I still remember at the end of my junior year in high-school while the other guys were out on free-time, I decided to go make a visit in the chapel. I remember staying there for some 30 minutes or so and made a serious commitment to follow our Lord from that day on out and do what he asks out of me. I thank the school for teaching me how to see Jesus and Mary as real people and forming in me strong habits in life.
Living on God’s Providence
From the day I entered into the novitiate in 1999 to today, I still have one factor that allows me to move forward: God’s providence, His loving hand in my life. In these 13 years of formation I have been meditating on how God has always been there for me not only in my life but the lives of those who have anything to do with me. It was during these years I saw my father be ordained a deacon. It was in those years I went back to Vietnam for the first time with another priest to find the rest of my lost family. It was in those years I’ve seen many of my comrades choose another path in their vocation. Truly, it was in those years I discovered God’s loving hand guiding me to where I am today. Thank you oh Lord and I pray to follow you where you will it. Amen.
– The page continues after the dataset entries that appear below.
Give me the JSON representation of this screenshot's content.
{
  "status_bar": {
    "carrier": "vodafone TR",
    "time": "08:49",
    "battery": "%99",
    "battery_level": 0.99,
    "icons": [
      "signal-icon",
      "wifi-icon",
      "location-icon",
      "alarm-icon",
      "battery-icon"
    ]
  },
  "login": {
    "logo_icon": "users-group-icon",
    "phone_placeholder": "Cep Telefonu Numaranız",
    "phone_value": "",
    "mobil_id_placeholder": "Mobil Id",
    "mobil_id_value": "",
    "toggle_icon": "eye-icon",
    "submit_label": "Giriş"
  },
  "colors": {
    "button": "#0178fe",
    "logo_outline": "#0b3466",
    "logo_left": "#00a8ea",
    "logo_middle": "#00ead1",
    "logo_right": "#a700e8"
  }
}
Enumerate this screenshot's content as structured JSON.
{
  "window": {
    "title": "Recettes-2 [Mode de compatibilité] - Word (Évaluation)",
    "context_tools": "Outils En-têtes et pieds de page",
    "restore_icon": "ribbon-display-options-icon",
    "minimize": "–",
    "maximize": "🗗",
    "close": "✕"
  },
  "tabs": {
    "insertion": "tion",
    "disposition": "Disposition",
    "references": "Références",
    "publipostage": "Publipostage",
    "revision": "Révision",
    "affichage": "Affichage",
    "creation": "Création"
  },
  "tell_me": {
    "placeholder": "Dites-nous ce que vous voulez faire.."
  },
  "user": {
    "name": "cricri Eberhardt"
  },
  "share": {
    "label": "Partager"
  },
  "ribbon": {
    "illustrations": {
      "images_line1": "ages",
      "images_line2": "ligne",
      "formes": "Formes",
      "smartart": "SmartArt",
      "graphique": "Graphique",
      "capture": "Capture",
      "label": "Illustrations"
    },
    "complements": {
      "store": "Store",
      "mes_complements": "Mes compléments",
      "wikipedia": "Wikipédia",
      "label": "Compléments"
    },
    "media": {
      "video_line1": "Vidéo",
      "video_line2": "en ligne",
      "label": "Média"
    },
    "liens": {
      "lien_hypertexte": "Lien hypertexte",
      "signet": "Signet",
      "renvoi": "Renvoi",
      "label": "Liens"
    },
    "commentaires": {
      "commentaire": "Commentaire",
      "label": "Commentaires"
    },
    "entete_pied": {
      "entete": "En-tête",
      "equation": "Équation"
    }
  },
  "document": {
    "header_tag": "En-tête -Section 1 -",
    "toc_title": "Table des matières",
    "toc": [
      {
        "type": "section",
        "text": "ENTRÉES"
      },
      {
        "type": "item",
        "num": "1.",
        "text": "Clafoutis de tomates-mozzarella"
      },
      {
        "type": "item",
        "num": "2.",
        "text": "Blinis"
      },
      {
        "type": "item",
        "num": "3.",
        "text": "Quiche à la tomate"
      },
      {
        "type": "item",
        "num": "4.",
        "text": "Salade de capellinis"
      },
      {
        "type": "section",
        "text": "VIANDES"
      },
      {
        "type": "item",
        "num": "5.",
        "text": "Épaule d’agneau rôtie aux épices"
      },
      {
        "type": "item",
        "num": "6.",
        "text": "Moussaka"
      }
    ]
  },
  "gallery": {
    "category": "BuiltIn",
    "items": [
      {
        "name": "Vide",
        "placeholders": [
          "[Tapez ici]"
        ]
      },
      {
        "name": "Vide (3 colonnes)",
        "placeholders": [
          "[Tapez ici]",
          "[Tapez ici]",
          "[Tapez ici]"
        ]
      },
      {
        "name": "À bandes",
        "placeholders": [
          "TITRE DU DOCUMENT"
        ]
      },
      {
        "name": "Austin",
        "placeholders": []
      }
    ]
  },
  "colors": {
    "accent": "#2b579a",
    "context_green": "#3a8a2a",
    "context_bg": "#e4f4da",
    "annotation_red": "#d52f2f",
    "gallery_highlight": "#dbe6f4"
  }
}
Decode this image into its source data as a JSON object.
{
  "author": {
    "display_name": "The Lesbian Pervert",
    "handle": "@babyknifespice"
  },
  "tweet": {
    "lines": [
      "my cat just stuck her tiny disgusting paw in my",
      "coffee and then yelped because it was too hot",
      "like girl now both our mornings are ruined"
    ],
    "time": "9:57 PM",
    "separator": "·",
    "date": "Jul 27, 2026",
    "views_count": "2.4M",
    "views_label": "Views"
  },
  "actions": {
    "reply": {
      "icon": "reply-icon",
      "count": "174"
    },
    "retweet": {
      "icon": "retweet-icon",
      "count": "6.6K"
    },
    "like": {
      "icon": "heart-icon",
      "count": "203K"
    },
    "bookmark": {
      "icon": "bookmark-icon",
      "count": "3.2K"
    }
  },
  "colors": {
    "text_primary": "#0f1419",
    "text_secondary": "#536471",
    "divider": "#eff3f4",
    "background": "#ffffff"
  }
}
Fr. Jason Huynh, L.C., was born on August 27, 1982 and was the second of Hung and Mythi Huynh’s three children. He attended Peachtree elementary school and Pinecrest Academy in Atlanta Georgia before entering into the Legionary of Christ as an Apostolic in Center Harbor, New Hampshire. He entered into the novitiate in 1999 and made his first profession in 2001 in Monterrey, Mexico. He earned his bachelor’s degree in philosophy in 2004, his master’s in philosophy in 2009 and his bachelor’s degree in theology in 2012 at the Pontifical Regina Apostolorum College in Rome. Between his philosophical and theological studies, Fr. Jason spent three years doing as the dean of the Apostolic School in New Hampshire. He is currently working as Vice-Rector of Sacred Heart Apostolic School in Indiana.